|dc.description.abstract||The use of potassium carbonate-bicarbonate buffers as an
alternative to strong acids as CO2 rejecting electrolytes for low
temperature fuel cells has been investigated.
The physical properties which determine the suitability
of buffer electrolytes for fuel cells, conductivity and pu, have
been measured for solutions of K2C03 (a) under N2 and (b) under
CO2 at 1 atmosphere pressure; and the behaviour of fuel cell
electrodes in these electrolytes has also been studied. These
conditions were chosen to represent the best and worst situations
likely to occur with potassium carbonate-bicarbonate electrolytes
in fuel cells.
Conductance measurements have been carried out at 25°C, 40°C,
60°C and 75°C, measurements at low concentrations were carried
out with a conventional conductance cell, those at high concentrations
were carried out with an 'electrodeless' conductance cell.
Concentrations up to saturation have been studied. These experiments
represent the first complete study of such solutions over the full
concentration range and at temperatures other than 25°C.
pH measurements on these solutions were made by use of a
novel method in which e.m.f values of cells containing hydrogen
ion responsive glass electrodes and potassium ion responsive glass
electrodes were determined.

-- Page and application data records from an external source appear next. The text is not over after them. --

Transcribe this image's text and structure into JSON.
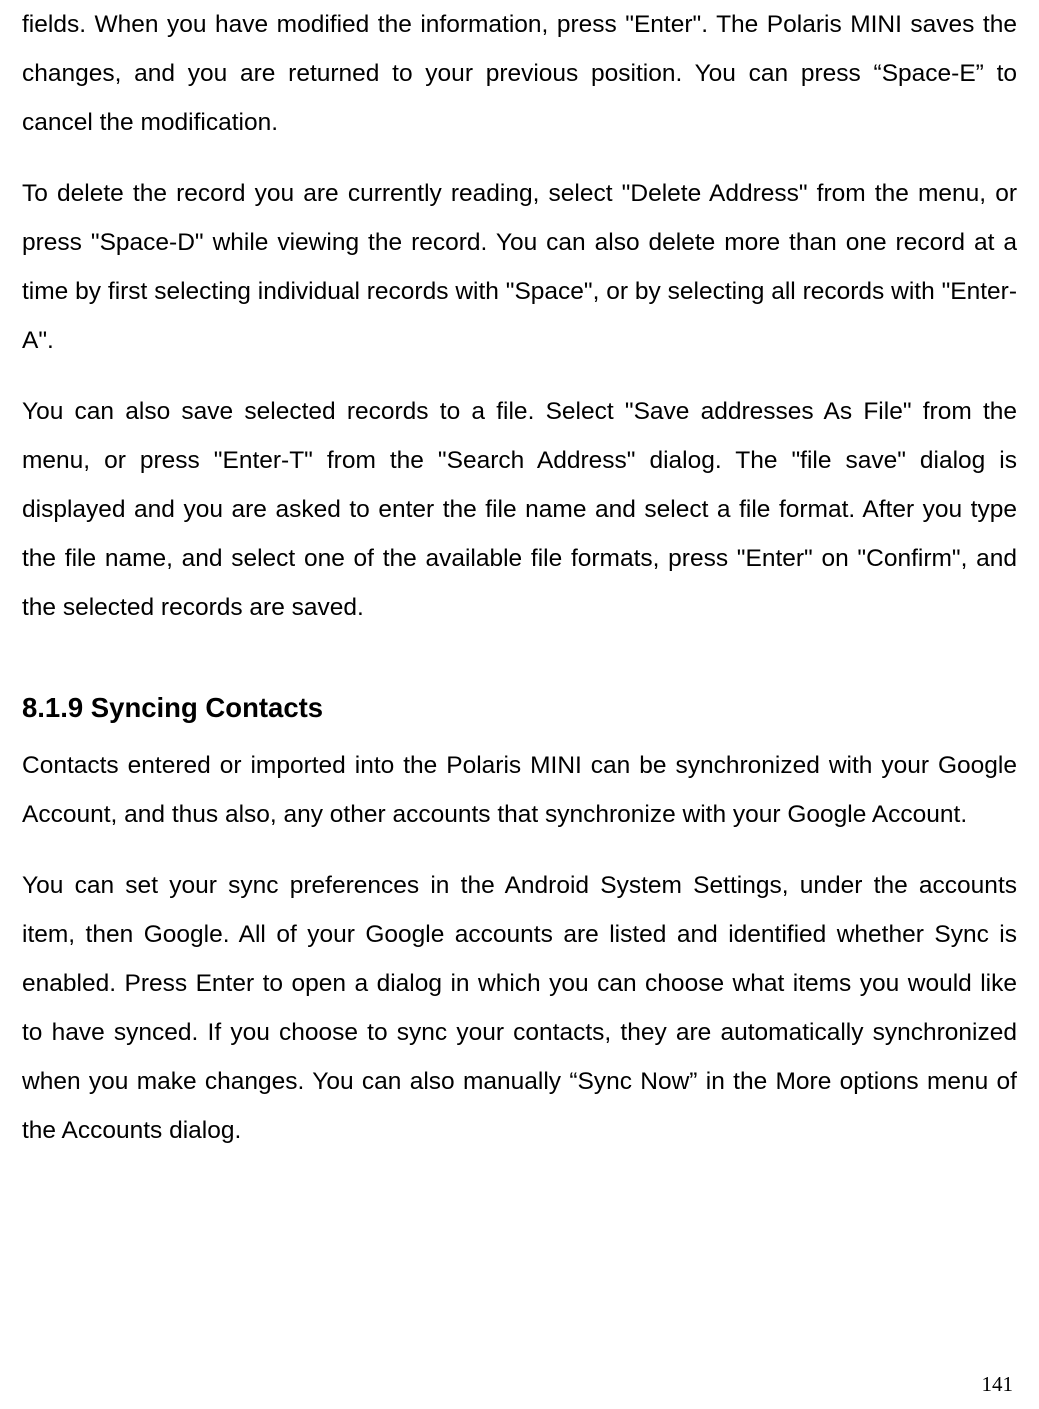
{
  "paragraphs": {
    "p1": "fields. When you have modified the information, press \"Enter\". The Polaris MINI saves the changes, and you are returned to your previous position. You can press “Space-E” to cancel the modification.",
    "p2": "To delete the record you are currently reading, select \"Delete Address\" from the menu, or press \"Space-D\" while viewing the record. You can also delete more than one record at a time by first selecting individual records with \"Space\", or by selecting all records with \"Enter-A\".",
    "p3": "You can also save selected records to a file. Select \"Save addresses As File\" from the menu, or press \"Enter-T\" from the \"Search Address\" dialog. The \"file save\" dialog is displayed and you are asked to enter the file name and select a file format. After you type the file name, and select one of the available file formats, press \"Enter\" on \"Confirm\", and the selected records are saved."
  },
  "heading": "8.1.9 Syncing Contacts",
  "section_paragraphs": {
    "sp1": "Contacts entered or imported into the Polaris MINI can be synchronized with your Google Account, and thus also, any other accounts that synchronize with your Google Account.",
    "sp2": "You can set your sync preferences in the Android System Settings, under the accounts item, then Google. All of your Google accounts are listed and identified whether Sync is enabled. Press Enter to open a dialog in which you can choose what items you would like to have synced. If you choose to sync your contacts, they are automatically synchronized when you make changes. You can also manually “Sync Now” in the More options menu of the Accounts dialog."
  },
  "page_number": "141"
}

These measurements covered the full
concentration range at 25°C, 45°C and 65°C. (Attempts to obtain
reproducible results at 85°C failed.)
Density measurements were made, primarily to interpret
trio conductivity results, by a pyknometric technique over the full
range of concentration at 25°C, 40°C, 60°C and 75°C. The results
obtained for the K2CO3 solutions under N2 are compared and
contrasted with the only available data and the values reported in
this work are shown to be preferable. The results obtained for
solutions under CO2 are not available elsewhere.
The behaviour of fuel cell electrodes showed that
limiting current densities with hydrogen electrodes can be
increased by the use of thinner electrode substrates (a
quantitative analysis of these results is given).
'ohmic free' polarisation is reduced with oxygen electrodes as
the ph of the buffer electrolyte is increased and a quantitative description of the variation at two current densities is given.
1mpirical expressions are given for the variaions of
conductivity and density with concentration. i method of
calculation of the ph values of the solutions under various
conditions of temperature and partial pressure of CO2 is reported
and is shown to agree well with the experimental results. The
sum of this information provides the means to estimate the optimum
conditions for the use of the potassium carbonate—bicarbonate electrolyte in fuel cells.
New values of limiting conductivity and apparent molal volume have been obtained for the species K2CO3, KHCO3 and CO2
(for C02 limiting apparent molal volume only) in aqueous solution from the analysis of the results at low concentrations.||en